Encryption works on sequences of bits. It can encrypt anything that can be represented as bits. It cannot encrypt anything that has not been converted to bits. Fortunately, anything in a computer, by definition, is, at some level, a sequence of bits.
Conversion of floating-point integers into bits and back is a common thing to do, subject to some standards such as IEEE 754. Some programming languages already offer functions for doing such conversion in a deterministic, well-defined way that maximizes interoperability; e.g. in Java.
As for key management... the most important point to understand is that encryption is not some kind of magic security sauce that improves security simply by being applied more or less generously. Encryption does not create confidentiality; it concentrates it. Suppose you have some (possibly big) chunk of data D, that you want to keep confidential even against people who can peek at the data where it is stored. By encrypting D (if it is done properly) with a key K, you have reduced the confidentiality issue to that of K: if attackers cannot see K, then they won't be able to see D even if they see the encrypted version of D. But you still have to think about how to keep K out of reach of these attackers.

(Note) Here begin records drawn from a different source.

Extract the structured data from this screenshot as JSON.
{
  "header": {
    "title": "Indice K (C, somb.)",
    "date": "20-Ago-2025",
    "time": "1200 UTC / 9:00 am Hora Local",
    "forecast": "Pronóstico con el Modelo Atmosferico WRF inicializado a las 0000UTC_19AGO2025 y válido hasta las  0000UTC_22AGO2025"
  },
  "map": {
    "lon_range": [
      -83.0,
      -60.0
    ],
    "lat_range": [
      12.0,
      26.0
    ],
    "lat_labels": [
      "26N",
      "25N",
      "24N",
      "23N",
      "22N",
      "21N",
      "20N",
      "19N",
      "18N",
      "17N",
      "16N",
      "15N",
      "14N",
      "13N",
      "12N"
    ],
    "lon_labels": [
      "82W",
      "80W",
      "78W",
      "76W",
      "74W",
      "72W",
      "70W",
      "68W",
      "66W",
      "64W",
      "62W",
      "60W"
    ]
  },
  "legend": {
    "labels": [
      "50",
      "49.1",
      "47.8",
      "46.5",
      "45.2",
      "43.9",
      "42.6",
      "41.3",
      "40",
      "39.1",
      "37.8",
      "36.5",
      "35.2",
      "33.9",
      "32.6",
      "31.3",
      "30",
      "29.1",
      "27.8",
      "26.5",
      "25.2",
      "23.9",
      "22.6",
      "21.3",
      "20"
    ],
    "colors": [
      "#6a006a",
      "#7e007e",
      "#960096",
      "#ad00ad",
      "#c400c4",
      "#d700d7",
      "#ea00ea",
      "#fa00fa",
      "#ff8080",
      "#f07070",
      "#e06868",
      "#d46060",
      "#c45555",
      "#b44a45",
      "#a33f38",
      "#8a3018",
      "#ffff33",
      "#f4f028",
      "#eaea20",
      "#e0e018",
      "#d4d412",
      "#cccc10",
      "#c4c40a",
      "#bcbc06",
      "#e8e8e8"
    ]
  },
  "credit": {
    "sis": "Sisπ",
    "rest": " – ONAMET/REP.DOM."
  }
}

For instance, if your attackers can take a dump of your database, full of data which was encrypted with K, and K is also stored in the database, then encryption was totally useless. Encryption can make sense only insofar as the key can be kept out of reach of attackers through some other methods (of course, the key being small and not changing often, it makes that task easier). Otherwise, encrypting all the data becomes, in fact, some elaborate dance that will spend CPU cycles, increase development costs and appease auditors, without actually making things more secure.
Encryption is a tool, not a goal. You don't encrypt because you want to encrypt (well, unfortunately, encryption is often applied for that exact reason). You encrypt because, within a given security model, you have determined that there is a confidentiality issue for data that is stored or transferred, and encryption can help in reducing that risk by mathematically moving out large chunks of hardware and software out of the exposure window. The model and the system architecture will tell you who (in terms of both people and system components) is supposed to access the data, and who should not; in other words, where the encryption/decryption key will have to be known; this, in turn, implies what kind of key management you need (number of keys, lifecycle of keys...).